“I’m now becoming an on-wine business!” laughs Sir John Hegarty, co-founder of agency BBH and incubator The Garage, from his home in an uncharacteristically sunny London.
Many independent businesses have met Covid-19-induced lockdowns by pivoting to e-commerce and thinking about how they connect with people online for the first time, from corner shops jumping onto Deliveroo to personal trainers switching to Zoom sessions – and the Hegarty Chamans
vineyard is no different.
Last week, John sent out an email promoting the wine from the vineyard he owns with his wife Philippa, with the goal of building a community around the brand, called Club Chamans, which will keep people connected via a quarterly magazine that’s going to engage, inform and educate about wine (to get in on that, email john[at]hegartychamans.com).
“We just sent an email out to friends, families and colleagues and it’s been a fantastic response,” says John, who has been considering the business impact of the pandemic not just as an adman, but as a small business owner and producer. “This whole thing is going to accelerate the way business operates and the way we do much more online.
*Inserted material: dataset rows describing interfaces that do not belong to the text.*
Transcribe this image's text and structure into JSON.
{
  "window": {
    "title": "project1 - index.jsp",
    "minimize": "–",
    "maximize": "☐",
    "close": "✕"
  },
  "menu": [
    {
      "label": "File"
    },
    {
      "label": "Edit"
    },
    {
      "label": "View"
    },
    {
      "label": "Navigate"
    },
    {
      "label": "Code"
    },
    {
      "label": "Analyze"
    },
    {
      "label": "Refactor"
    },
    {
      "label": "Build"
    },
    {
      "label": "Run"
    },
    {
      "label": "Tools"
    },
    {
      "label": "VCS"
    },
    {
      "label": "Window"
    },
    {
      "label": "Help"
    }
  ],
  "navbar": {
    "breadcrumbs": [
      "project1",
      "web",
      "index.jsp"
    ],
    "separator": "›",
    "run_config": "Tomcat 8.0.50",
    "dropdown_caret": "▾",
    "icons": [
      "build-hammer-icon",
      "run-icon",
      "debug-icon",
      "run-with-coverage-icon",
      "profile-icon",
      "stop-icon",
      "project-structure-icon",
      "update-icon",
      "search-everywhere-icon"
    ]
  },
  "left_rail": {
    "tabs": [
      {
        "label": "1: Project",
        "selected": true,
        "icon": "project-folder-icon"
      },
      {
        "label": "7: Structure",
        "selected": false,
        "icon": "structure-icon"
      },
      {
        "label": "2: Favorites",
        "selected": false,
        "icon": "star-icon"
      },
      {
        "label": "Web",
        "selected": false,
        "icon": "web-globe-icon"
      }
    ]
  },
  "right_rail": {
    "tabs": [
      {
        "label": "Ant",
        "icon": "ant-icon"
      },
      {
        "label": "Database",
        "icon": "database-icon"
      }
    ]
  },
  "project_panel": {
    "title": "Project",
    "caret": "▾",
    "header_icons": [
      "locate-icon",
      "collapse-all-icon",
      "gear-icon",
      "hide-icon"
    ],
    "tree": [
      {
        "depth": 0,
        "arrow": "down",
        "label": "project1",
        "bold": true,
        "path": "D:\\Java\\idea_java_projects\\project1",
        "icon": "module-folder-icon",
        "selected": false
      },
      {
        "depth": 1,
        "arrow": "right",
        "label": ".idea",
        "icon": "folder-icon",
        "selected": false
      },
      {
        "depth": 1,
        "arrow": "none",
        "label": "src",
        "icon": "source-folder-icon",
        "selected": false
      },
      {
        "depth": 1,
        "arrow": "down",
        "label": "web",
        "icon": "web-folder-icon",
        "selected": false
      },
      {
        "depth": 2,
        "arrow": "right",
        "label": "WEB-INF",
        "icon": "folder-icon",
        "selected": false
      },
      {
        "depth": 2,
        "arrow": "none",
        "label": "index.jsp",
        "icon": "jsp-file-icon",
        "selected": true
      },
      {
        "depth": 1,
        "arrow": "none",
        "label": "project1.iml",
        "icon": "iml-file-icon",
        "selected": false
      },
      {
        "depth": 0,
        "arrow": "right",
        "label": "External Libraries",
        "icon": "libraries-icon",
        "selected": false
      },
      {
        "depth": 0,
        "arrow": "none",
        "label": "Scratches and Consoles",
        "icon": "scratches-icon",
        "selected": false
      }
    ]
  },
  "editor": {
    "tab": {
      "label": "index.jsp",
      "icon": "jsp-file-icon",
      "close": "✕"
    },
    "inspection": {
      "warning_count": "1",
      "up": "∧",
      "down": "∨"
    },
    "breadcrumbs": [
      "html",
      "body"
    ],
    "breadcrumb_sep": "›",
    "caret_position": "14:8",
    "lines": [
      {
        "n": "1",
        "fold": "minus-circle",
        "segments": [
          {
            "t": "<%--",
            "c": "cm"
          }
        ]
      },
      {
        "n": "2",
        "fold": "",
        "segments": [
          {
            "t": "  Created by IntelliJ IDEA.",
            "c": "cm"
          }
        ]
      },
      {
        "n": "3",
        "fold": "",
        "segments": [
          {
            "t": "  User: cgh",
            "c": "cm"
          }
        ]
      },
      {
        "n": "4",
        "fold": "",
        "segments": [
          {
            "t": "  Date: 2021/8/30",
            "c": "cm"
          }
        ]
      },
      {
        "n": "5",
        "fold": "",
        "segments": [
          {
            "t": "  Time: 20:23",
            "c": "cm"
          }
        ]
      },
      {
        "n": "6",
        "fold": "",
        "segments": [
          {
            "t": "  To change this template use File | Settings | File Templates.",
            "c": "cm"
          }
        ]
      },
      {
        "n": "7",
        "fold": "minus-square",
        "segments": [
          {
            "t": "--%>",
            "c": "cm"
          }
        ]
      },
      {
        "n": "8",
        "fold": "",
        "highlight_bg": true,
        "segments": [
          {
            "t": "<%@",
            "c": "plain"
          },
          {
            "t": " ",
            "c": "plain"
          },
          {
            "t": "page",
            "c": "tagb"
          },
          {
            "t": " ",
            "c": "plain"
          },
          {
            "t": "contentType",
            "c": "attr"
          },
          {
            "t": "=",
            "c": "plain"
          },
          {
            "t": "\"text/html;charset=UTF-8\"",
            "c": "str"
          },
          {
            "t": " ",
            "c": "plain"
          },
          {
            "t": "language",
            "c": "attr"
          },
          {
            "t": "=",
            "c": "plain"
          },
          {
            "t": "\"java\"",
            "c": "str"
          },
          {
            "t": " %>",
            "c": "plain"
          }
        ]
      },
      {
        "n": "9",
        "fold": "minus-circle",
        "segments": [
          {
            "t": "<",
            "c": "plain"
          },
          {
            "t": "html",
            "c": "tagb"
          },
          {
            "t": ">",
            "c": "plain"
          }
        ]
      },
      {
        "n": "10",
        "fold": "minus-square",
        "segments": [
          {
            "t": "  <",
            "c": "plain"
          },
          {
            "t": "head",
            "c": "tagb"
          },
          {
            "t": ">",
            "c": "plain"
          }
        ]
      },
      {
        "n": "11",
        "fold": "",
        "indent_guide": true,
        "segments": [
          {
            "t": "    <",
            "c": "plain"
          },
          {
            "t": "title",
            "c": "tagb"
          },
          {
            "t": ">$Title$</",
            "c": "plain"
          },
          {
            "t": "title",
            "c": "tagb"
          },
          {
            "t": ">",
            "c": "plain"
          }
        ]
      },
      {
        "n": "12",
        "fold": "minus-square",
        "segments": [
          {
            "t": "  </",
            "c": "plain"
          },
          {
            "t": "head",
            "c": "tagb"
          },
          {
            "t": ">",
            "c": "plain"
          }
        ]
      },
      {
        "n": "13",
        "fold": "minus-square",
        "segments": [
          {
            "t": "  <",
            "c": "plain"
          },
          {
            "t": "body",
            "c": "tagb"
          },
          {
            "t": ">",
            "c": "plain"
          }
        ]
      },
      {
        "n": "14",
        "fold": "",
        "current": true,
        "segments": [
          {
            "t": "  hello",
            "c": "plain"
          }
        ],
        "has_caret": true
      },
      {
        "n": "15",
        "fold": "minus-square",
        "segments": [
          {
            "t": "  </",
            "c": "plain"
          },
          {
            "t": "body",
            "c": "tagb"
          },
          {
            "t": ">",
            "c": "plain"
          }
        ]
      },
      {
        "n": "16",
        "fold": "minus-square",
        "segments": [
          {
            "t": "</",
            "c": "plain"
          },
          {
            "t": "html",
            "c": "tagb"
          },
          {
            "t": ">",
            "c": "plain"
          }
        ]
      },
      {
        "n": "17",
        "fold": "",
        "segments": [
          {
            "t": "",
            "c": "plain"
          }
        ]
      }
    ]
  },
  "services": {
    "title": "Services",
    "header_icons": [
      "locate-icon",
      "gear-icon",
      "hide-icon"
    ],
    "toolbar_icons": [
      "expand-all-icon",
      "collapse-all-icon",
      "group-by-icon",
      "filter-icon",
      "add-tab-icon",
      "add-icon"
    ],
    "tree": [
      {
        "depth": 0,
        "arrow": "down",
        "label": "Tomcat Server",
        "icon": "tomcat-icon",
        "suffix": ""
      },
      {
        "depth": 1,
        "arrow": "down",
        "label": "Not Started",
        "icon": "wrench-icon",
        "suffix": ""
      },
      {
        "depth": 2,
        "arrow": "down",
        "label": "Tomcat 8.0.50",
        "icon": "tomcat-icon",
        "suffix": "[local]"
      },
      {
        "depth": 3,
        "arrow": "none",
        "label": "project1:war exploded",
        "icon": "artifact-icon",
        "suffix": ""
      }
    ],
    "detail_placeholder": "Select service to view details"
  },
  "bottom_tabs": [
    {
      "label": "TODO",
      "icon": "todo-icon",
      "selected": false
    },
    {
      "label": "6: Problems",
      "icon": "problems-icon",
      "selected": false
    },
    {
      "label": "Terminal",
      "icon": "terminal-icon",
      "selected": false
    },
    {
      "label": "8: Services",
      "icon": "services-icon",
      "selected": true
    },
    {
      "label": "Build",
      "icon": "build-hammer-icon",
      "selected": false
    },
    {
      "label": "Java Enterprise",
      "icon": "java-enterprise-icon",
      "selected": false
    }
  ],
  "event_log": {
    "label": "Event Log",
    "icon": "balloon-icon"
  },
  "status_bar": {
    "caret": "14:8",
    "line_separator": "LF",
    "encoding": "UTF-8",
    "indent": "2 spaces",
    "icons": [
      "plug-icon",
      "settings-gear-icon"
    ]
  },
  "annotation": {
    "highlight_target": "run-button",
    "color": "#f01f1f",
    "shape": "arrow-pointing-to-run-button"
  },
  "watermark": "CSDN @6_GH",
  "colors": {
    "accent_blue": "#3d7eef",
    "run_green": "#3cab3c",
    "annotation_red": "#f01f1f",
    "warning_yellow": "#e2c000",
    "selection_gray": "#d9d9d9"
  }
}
We know that was a trend and nobody’s an oracle for saying that but I think the acceleration is going to be quite profound, especially if social distancing continues for some time… Developing an audience is going to be important for any brand.”
While massive businesses with global supply chains are able to provide scale, in some cases that scale has proven a hindrance to the reacting as quickly as smaller independent retailers and producers. “I also believe producers have got to learn to be retailers. As the retail store closes down, the acceleration to online will now be turbo charged. Producers are going to be in greater control of their distribution. How are you adding value? On price, service and availability. Social distancing will not suddenly stop as the government eases restrictions. So the trend to delivery will continue,” says John.
John also reflects that for some direct-to-consumer brands, the lockdown situation is a time to make hay. “One of the things they say about marketing is get your timings right,” he says. “My wife Philippa is mad about Farmdrop
, where they work with local farmers providing produce. She got into this about a year ago and of course their business has gone through the roof. At the Garage we saw a wonderful company called Oddbox
. What Oddbox did is they get odd-sized vegetables and things people don’t want because they’re a peculiar shape and sell them to a direct audience. We saw them in about November and we couldn’t quite get the deal right because our fund had been used up and now all of a sudden their business has absolutely rocketed!”
Going back to his own efforts with e-commerce, timing has certainly worked in his favour too. John says that the response has been greater than he imagined – the humorous initial email suggests that he might have missed his calling in life. Within two minutes, he got his first response. “I got my first response within about 60 seconds of it going out, so I thought, that’s pretty good. ‘If you want direct response, come to John!’” jokes the joker. “My skills should have been as a direct response agency instead of a brand agency – I’ve obviously lost my purpose in life.”
Headlined ‘4 WEEKS IN ISOLATION – God, I need a drink’, humour is a big part of the initial email’s appeal and it gets us chatting about the role of humour in both advertising and in general during a crisis like coronavirus. He recalls a line he once heard in a Joan Bakewell documentary about a legendary London market trader that has always stuck with him: “‘If they’re not smiling, they’re not buying.”
“It proves humour and empathy really work, ‘God I need a drink’. Brands need to learn from that,” he says.
“You’ve obviously got to pitch your humour correctly. Making people smile, making people laugh is crucially important. We talk about black humour, but that’s how we cope with disaster. We see it at funerals,” reflects John.
And, like everyone else, John has been enjoying the cornucopia of creative videos and memes that have flourished as people confined at home have decided to get playful. “I think there’s been a tremendous outpouring of creativity,” he says, chuckling as we swap videos. One video, of a woman slumping down her stairs
to the strains of Phil Collins in sheer boredom has particularly tickled him. “I believe this shows, like so many videos I’ve seen there are some incredible creative talents out there approaching creativity in new and novel ways. Agency creatives could learn from that.
Ultimately, as much as the lockdown has proven to be an accelerant for technological and behavioural change that will leave business and society forever changed, Covid-19 has also reinforced some of the fundamentals of our humanity.
“The sort of thing you really miss is the obvious things like going to see friends and family. That physical contact is gone and you sort of just take it away the implications for the economy and life are absolutely huge,” says John, who has found that weekly family quiz nights have proven to be a source of joy and connection.
“We’re social beings, that’s how we function. You take an animal that’s a social being away from its crowd , its whatever, and it really suffers. We know sheep are like that. We have sheep at the vineyard and if one of them are separated from the flock, they get into stress and you can hear it, they bleat and bleat. Sometimes you get one who has gotten on the wrong side of the fence and can’t figure out how to get back in and they cry,” he says. “We’re not there yet though.”